Michael Young, applications engineer, thermal management at Vertiv.

Michael Young, applications engineer, thermal management at Vertiv.

The growing energy requirements of data centres are making them costly to run, and putting the IT industry under pressure to lower its energy consumption. At the same time, data centre managers are under pressure to optimise facility infrastructure to ensure efficiency, performance and reliability.

Many data centre managers are under the false impression that to maintain optimum temperatures in the data centre, they need to overcool the supply air. But this isn't the case. In reality, they need to create more favourable conditions.

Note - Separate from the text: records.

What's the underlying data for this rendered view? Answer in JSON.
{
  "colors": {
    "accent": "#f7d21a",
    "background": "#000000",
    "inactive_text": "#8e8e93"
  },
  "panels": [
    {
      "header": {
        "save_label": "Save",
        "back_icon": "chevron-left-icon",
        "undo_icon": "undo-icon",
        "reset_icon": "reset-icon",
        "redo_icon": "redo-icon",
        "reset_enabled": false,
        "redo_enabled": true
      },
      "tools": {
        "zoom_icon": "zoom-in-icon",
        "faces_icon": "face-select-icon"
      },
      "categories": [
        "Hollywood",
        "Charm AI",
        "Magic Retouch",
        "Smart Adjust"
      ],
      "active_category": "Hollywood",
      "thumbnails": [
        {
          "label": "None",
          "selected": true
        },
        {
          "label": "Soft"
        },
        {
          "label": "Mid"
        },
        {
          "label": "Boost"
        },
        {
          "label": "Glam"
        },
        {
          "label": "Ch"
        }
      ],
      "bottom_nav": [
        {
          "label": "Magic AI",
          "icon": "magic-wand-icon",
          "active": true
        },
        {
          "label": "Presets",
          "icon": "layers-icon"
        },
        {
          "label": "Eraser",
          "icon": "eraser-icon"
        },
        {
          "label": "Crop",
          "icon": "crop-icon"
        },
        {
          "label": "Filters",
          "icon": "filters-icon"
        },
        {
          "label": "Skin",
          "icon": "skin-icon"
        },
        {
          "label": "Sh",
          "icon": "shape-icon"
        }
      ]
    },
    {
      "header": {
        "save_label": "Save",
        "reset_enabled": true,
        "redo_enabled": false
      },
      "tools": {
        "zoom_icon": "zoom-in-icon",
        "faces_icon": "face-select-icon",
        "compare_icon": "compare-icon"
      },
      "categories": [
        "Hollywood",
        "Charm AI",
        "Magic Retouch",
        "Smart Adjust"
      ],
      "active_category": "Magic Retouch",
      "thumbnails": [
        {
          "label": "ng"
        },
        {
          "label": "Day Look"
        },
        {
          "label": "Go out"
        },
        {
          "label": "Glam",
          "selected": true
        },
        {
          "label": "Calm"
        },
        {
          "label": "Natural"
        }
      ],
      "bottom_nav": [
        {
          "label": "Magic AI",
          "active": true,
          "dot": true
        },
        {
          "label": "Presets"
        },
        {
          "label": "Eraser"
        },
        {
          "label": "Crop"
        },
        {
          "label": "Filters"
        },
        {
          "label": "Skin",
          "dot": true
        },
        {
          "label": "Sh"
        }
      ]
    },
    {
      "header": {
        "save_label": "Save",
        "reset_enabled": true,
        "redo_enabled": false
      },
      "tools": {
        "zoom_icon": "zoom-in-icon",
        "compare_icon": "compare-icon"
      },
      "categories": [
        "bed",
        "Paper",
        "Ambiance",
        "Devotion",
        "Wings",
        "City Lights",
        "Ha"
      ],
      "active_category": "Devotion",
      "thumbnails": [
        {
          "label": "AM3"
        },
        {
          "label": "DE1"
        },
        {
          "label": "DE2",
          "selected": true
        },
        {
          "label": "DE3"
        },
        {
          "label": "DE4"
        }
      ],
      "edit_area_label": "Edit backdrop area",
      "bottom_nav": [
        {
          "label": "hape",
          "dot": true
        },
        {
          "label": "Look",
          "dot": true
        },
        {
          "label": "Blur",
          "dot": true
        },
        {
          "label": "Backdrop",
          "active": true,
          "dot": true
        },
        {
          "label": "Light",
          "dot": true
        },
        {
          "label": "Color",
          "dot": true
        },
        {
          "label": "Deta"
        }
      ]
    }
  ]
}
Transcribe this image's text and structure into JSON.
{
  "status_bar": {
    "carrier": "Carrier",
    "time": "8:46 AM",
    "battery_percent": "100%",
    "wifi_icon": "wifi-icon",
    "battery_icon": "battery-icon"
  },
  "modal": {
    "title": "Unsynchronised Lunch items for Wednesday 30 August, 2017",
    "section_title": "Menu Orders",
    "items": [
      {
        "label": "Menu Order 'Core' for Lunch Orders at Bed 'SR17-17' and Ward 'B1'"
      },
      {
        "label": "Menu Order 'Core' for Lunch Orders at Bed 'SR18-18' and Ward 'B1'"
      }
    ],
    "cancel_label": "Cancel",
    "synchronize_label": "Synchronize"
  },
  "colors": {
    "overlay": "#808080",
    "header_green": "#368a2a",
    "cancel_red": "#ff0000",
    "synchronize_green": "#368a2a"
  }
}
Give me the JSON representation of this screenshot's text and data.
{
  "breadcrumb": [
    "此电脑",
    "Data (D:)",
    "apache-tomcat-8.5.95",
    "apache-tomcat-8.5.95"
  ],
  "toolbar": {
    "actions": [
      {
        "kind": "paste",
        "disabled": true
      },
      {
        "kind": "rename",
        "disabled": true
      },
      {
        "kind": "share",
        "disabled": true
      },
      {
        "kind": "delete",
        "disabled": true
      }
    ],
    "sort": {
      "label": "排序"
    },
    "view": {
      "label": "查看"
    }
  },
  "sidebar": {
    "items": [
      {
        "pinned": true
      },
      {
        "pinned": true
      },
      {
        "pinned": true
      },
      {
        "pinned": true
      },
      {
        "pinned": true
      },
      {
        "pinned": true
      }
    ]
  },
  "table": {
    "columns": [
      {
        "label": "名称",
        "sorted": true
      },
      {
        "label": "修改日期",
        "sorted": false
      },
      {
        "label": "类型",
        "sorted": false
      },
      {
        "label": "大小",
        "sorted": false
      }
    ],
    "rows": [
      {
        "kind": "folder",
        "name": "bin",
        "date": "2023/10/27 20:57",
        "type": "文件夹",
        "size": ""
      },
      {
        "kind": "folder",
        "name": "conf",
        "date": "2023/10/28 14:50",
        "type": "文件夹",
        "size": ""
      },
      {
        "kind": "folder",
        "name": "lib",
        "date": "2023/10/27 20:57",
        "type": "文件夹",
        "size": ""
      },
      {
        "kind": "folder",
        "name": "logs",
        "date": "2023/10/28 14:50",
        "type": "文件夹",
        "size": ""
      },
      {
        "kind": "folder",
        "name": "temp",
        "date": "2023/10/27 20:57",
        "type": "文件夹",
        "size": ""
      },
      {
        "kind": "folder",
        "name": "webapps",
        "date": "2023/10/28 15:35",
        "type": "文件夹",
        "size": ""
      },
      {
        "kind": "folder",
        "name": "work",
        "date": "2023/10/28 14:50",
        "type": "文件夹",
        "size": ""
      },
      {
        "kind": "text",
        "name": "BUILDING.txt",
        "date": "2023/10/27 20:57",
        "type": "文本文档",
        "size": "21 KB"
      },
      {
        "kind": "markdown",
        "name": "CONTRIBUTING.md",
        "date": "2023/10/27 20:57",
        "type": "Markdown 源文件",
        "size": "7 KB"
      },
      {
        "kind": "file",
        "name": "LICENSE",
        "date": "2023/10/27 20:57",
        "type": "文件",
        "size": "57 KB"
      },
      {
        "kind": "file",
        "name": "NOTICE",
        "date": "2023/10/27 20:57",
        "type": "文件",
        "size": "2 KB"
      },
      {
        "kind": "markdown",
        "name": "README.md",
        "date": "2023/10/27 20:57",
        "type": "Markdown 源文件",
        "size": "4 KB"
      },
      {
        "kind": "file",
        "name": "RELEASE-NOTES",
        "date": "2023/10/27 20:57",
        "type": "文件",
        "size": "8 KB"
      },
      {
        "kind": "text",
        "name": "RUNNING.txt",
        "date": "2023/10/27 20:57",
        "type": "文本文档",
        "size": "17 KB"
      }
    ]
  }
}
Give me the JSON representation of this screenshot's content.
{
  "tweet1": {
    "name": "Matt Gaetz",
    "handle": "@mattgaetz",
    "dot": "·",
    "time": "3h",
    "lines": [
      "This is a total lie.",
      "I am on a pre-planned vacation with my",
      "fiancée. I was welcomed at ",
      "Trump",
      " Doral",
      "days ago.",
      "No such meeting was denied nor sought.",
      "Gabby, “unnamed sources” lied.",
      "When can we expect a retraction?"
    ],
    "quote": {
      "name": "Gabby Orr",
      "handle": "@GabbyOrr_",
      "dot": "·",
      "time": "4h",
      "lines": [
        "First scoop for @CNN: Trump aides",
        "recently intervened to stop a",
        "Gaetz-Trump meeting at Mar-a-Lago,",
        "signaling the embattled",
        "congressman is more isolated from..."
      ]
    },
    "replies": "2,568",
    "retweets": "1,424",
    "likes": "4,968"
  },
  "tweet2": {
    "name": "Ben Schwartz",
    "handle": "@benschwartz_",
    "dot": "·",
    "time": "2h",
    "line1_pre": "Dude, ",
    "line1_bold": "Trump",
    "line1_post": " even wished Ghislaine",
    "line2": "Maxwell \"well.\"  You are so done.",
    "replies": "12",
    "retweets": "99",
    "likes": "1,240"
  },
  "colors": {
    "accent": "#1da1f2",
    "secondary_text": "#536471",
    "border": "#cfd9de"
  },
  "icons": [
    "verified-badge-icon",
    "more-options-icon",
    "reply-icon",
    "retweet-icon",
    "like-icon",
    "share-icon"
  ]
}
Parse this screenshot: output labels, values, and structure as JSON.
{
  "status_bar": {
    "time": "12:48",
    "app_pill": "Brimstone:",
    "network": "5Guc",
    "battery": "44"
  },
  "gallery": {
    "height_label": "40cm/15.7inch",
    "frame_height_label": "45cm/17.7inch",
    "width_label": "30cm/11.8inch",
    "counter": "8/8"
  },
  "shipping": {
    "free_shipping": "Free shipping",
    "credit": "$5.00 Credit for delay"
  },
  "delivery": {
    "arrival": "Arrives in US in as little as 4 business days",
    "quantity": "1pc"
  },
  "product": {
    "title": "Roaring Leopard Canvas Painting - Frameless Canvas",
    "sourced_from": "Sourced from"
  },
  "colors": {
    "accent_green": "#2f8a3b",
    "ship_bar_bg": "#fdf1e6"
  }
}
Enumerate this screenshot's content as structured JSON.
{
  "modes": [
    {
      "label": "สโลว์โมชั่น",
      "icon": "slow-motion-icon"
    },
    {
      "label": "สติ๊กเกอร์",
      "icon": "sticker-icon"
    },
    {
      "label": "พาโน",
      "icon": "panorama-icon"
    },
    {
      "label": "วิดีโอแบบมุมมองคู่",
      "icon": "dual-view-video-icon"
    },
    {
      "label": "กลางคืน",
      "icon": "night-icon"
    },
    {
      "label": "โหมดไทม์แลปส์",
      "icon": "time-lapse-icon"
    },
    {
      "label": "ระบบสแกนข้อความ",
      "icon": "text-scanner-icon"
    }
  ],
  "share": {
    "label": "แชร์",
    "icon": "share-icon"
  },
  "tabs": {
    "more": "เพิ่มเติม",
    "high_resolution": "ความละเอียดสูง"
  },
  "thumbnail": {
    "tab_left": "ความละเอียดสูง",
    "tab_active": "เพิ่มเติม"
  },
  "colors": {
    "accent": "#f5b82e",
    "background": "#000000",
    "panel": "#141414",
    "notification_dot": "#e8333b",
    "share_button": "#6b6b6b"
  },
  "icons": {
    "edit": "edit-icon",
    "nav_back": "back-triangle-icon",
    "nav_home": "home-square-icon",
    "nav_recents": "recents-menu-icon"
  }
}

"Increasing the data centre temperature now allows one to implement energy-saving technology within their data centre," says Michael Young, applications engineer, thermal management, at Vertiv.

Young will be presenting on 'The impact of increasing the operating temperatures of your data centre', at the ITWeb Data Centre Summit, to be held on 10 July, at The Forum in Bryanston.

Young believes the best way to get around the data centre's high power usage challenge is through management of the IT team.

"Energy is wasted when cooling units do not operate at their peak design load, when servers are installed in the incorrect orientation and when the installation of equipment is not performed correctly."

Delegates attending Young's talk will learn about the impact a higher operating temperature will have on the existing cooling unit, and will see how raising the operating temperatures increases energy efficiency of the cooling unit. In addition, he will discuss how to improve energy efficiency without compromising server operations.

"The major takeaway is to be cautious when randomly deciding to increase the operating temperatures of your data centre," concludes Young.

"Always understand what is occurring within the system, as altering one parameter can cause a negative knock-on effect on another piece of equipment within the system."